§ **INSTRUCTIONS FOR THE TASK**: Pick out and copy every line below that has the word "icon".

§ **PROVIDED RECORDS**:

--- START ---

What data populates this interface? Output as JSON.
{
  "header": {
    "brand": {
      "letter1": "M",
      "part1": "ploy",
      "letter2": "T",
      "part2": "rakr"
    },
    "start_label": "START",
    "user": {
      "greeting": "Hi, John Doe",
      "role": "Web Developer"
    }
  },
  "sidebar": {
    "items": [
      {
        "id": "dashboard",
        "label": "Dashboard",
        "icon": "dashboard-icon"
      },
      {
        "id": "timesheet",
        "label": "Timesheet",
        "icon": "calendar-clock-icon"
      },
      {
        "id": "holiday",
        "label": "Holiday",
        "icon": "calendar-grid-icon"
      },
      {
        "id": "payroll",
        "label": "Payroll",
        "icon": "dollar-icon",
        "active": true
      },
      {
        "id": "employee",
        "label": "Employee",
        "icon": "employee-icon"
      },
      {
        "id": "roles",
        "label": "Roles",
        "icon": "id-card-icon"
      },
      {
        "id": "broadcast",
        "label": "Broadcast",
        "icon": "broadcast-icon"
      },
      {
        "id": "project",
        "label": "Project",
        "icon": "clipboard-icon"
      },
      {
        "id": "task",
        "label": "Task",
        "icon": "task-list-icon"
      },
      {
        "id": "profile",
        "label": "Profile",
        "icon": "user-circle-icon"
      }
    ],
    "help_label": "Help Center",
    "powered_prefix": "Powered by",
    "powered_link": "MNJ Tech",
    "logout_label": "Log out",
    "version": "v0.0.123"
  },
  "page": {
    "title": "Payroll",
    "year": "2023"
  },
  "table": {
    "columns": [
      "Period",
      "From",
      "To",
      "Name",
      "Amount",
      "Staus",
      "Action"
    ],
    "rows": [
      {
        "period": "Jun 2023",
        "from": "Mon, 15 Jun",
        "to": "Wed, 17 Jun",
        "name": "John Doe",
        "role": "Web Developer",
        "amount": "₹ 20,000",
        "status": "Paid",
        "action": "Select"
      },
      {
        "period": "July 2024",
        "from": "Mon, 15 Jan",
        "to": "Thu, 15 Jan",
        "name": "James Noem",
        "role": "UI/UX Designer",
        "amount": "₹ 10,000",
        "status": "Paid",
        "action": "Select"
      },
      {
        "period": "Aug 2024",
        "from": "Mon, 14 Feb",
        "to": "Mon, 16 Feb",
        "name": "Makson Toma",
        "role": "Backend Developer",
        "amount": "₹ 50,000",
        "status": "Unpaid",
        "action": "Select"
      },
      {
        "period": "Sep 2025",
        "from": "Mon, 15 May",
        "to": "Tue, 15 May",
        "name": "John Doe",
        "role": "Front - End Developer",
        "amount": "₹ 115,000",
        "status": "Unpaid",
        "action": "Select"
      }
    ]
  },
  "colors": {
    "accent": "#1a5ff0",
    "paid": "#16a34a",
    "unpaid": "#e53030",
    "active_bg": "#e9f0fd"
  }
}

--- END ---

§ **WRITTEN SOLUTION**:
        "icon": "dashboard-icon"
        "icon": "calendar-clock-icon"
        "icon": "calendar-grid-icon"
        "icon": "dollar-icon",
        "icon": "employee-icon"
        "icon": "id-card-icon"
        "icon": "broadcast-icon"
        "icon": "clipboard-icon"
        "icon": "task-list-icon"
        "icon": "user-circle-icon"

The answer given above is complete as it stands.